“I’ve learned so much in a short period of time,” said Swarthout. “The reason for that is it’s such a collaborative office.”
Together, they create websites with unique design and special customizations for each client. In November, the new site for Leelanau Coffee Roasting Co. launched. Patterson built a custom portal for the business’ wholesale clientele.
With the company for nearly 15 years, Nolff has been at Byte the longest of the three. She’s been able to observe the evolution of the tech industry. “It’s changing — it’s definitely changing,” she said. “It used to be that designers and programmers were completely different animals. But now, people are more willing to work together to solve problems and create even better products.”
“Kids in school today are going to be working jobs that don’t exist,” said Drea Weiner. Weiner works for both the state and the region as a network director for MiSTEM, which is a state initiative to make Michigan a “world leader in STEM education.” She described herself as “the person who makes all the connections for people.” In the seven county region under her purview, she works to familiarize kids with the potential opportunities in STEM occupations.
She’s particularly excited to show girls that there’s no need to feel intimidated by jobs in tech.
“I always try to push the girls to look at what’s going on in society right now: ‘You’re a fantastic priority and you’re a minority. They’re going to want you beyond the fact that you’re a fantastic programmer!’” she said.
After the standardized Advanced Placement testing this spring, students will be participating in an app building competition that will be judged by community partners in tech. It is hoped that the competition will include a panel of local professionals in STEM who can answer any questions the students might have about pursuing it as a career. “I go to TC New Tech every month and there’s someone asking for programmers every month,” Weiner said.
She’s adamant that the way to find skilled workers is to make them. “If you want the employees with these skills, then you’re going to have to articulate those needs to the schools,” she said.
“It’s challenging, fun, and rewarding,” said Jodie Wick of her position at Munson Healthcare.
In her role as system director of information systems, she is responsible for all of the applications implemented and support for the Munson Healthcare organization. It covers a wide range of programs and systems, such as electronic health records, corporate financial management, pharmacy operations, and patient registration among others.

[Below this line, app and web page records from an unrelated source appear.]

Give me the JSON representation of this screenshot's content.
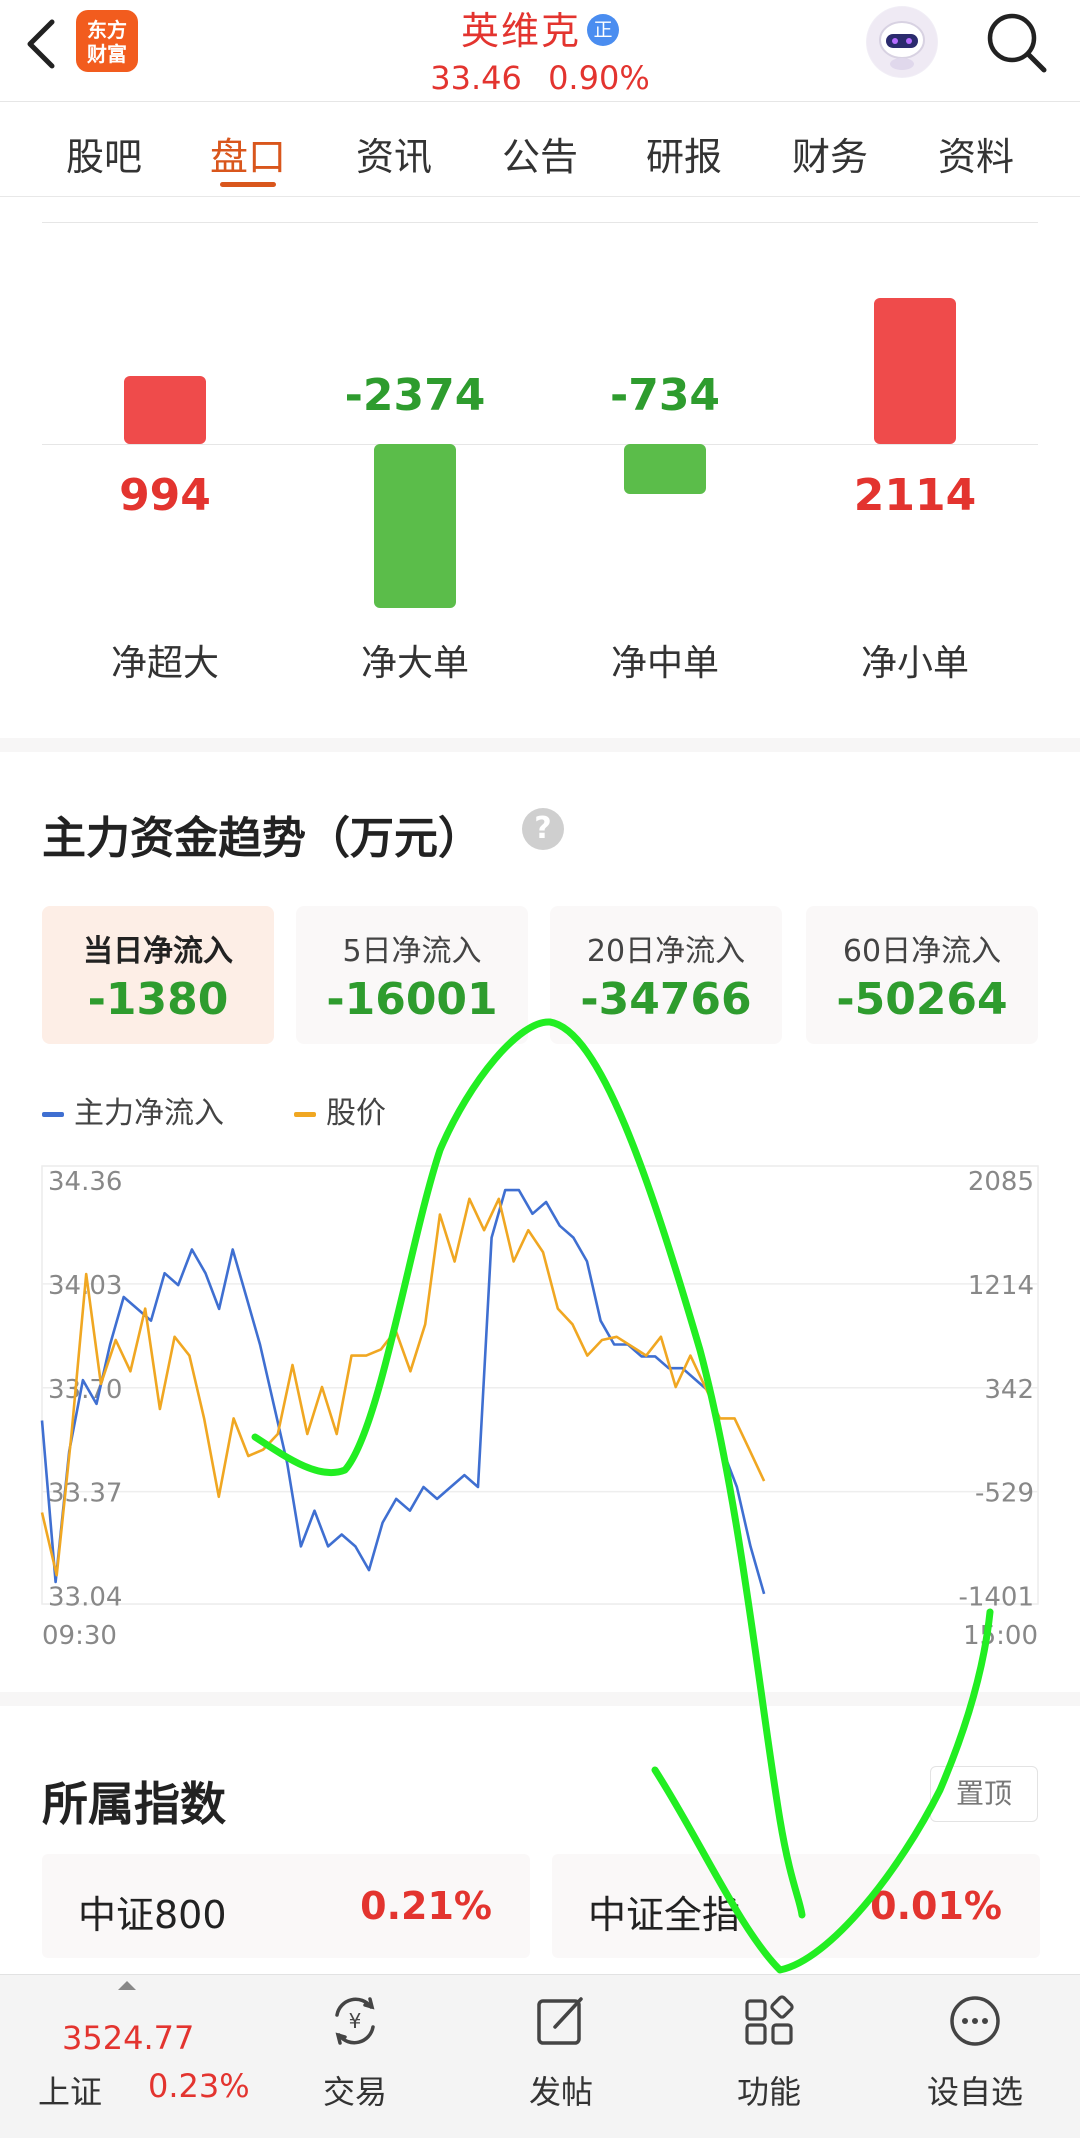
{
  "header": {
    "logo_text_line1": "东方",
    "logo_text_line2": "财富",
    "stock_name": "英维克",
    "badge": "正",
    "price": "33.46",
    "change_pct": "0.90%"
  },
  "tabs": [
    {
      "label": "股吧"
    },
    {
      "label": "盘口"
    },
    {
      "label": "资讯"
    },
    {
      "label": "公告"
    },
    {
      "label": "研报"
    },
    {
      "label": "财务"
    },
    {
      "label": "资料"
    }
  ],
  "active_tab": "盘口",
  "fund_flow": {
    "items": [
      {
        "label": "净超大",
        "value": "994"
      },
      {
        "label": "净大单",
        "value": "-2374"
      },
      {
        "label": "净中单",
        "value": "-734"
      },
      {
        "label": "净小单",
        "value": "2114"
      }
    ]
  },
  "trend": {
    "title": "主力资金趋势（万元）",
    "help": "?",
    "periods": [
      {
        "label": "当日净流入",
        "value": "-1380"
      },
      {
        "label": "5日净流入",
        "value": "-16001"
      },
      {
        "label": "20日净流入",
        "value": "-34766"
      },
      {
        "label": "60日净流入",
        "value": "-50264"
      }
    ],
    "legend": [
      {
        "name": "主力净流入",
        "color": "#3f6fd1"
      },
      {
        "name": "股价",
        "color": "#f0a722"
      }
    ]
  },
  "chart_data": {
    "type": "line",
    "left_axis_ticks": [
      "34.36",
      "34.03",
      "33.70",
      "33.37",
      "33.04"
    ],
    "right_axis_ticks": [
      "2085",
      "1214",
      "342",
      "-529",
      "-1401"
    ],
    "x_ticks": [
      "09:30",
      "15:00"
    ],
    "ylim_left": [
      33.04,
      34.36
    ],
    "ylim_right": [
      -1401,
      2085
    ],
    "series": [
      {
        "name": "主力净流入",
        "color": "#3f6fd1",
        "axis": "right",
        "values": [
          60,
          -1300,
          -200,
          400,
          200,
          700,
          1100,
          1000,
          900,
          1300,
          1200,
          1500,
          1300,
          1000,
          1500,
          1100,
          700,
          200,
          -300,
          -1000,
          -700,
          -1000,
          -900,
          -1000,
          -1200,
          -800,
          -600,
          -700,
          -500,
          -600,
          -500,
          -400,
          -500,
          1600,
          2000,
          2000,
          1800,
          1900,
          1700,
          1600,
          1400,
          900,
          700,
          700,
          600,
          600,
          500,
          500,
          400,
          300,
          -200,
          -500,
          -1000,
          -1400
        ]
      },
      {
        "name": "股价",
        "color": "#f0a722",
        "axis": "left",
        "values": [
          33.3,
          33.1,
          33.55,
          34.06,
          33.71,
          33.85,
          33.75,
          33.95,
          33.63,
          33.86,
          33.8,
          33.6,
          33.35,
          33.6,
          33.48,
          33.5,
          33.55,
          33.77,
          33.55,
          33.7,
          33.55,
          33.8,
          33.8,
          33.82,
          33.88,
          33.75,
          33.9,
          34.25,
          34.1,
          34.3,
          34.2,
          34.3,
          34.1,
          34.2,
          34.13,
          33.95,
          33.9,
          33.8,
          33.85,
          33.86,
          33.83,
          33.8,
          33.86,
          33.7,
          33.8,
          33.7,
          33.6,
          33.6,
          33.5,
          33.4
        ]
      }
    ]
  },
  "indices": {
    "title": "所属指数",
    "pin_label": "置顶",
    "items": [
      {
        "name": "中证800",
        "pct": "0.21%"
      },
      {
        "name": "中证全指",
        "pct": "0.01%"
      }
    ]
  },
  "bottom_bar": {
    "market_price": "3524.77",
    "market_name": "上证",
    "market_pct": "0.23%",
    "nav": [
      {
        "label": "交易"
      },
      {
        "label": "发帖"
      },
      {
        "label": "功能"
      },
      {
        "label": "设自选"
      }
    ]
  },
  "colors": {
    "up": "#e3342f",
    "down": "#2e9c2e",
    "bar_up": "#ef4b4b",
    "bar_down": "#5bbd4a",
    "accent": "#d9561c",
    "annotation": "#22ee22"
  }
}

Munson is currently in the process of transitioning to a single vendor for most of the patient care venues, and this transition is the IT department’s top priority. “This single platform offers so many benefits,” said Wick. “It will enable our caregivers to know as much as is feasibly possible about the patients they are treating.”
A practical application would be the simple coordination of care among Munson’s vast network of specialists and venues.
“In our Munson Healthcare system, women make up over 40 percent of the IT team, and the IT leadership roles are about half and half,” she said.
Wick is proud of these numbers — particularly since her department is one that’s historically been male-dominated. She believes that instilling confidence is key to encouraging girls and women to pursue careers in tech, and that more women in tech is an integral aspect to the growth of the tech community.
“The biggest opportunity to build a larger population of technology talent is with women,” she said.